__Task to carry out__: The result should be every line in the data below that carries the string "capacity".

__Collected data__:
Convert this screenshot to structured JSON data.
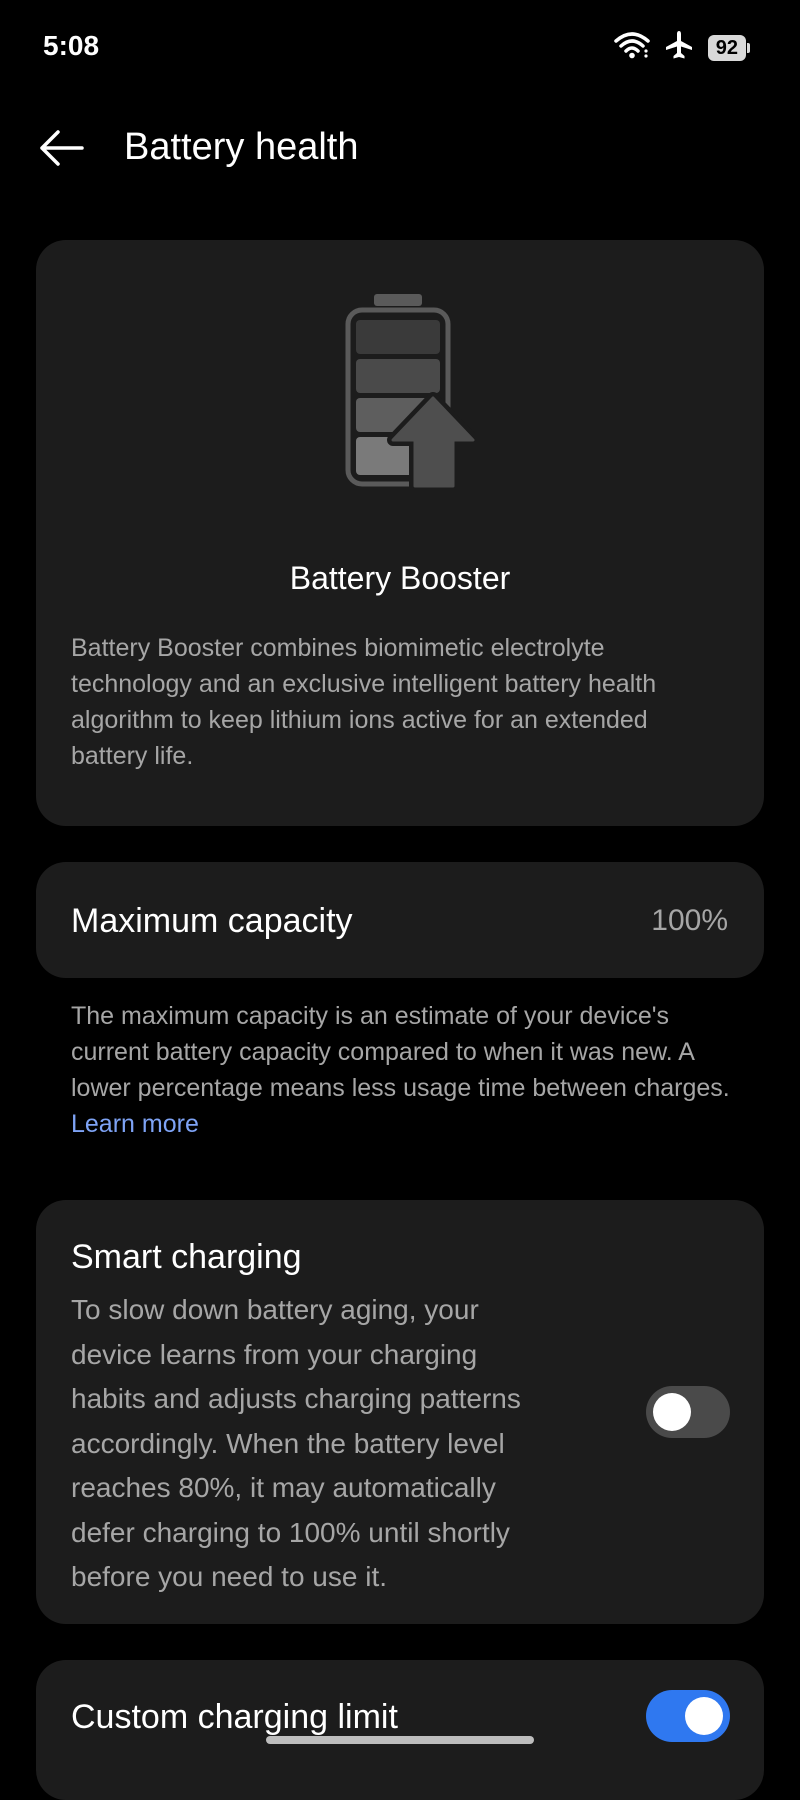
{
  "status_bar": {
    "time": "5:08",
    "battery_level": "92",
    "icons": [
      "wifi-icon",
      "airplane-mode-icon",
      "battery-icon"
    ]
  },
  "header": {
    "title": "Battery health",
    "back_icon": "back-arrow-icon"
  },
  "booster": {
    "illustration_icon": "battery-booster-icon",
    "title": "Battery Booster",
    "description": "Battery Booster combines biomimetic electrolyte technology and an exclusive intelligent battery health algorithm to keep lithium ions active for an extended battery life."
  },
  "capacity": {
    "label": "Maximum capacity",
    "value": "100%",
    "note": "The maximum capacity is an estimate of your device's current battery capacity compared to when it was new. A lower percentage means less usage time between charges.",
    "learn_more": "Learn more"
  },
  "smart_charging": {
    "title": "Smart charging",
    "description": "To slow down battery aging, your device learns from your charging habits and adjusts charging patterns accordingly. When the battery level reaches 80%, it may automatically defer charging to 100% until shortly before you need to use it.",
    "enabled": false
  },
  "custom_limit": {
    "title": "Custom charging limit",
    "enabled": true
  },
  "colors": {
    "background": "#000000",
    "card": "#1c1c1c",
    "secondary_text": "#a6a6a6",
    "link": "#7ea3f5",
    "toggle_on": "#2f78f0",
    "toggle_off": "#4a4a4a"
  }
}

__Output for this exercise__:
  "capacity": {
    "label": "Maximum capacity",
    "note": "The maximum capacity is an estimate of your device's current battery capacity compared to when it was new. A lower percentage means less usage time between charges.",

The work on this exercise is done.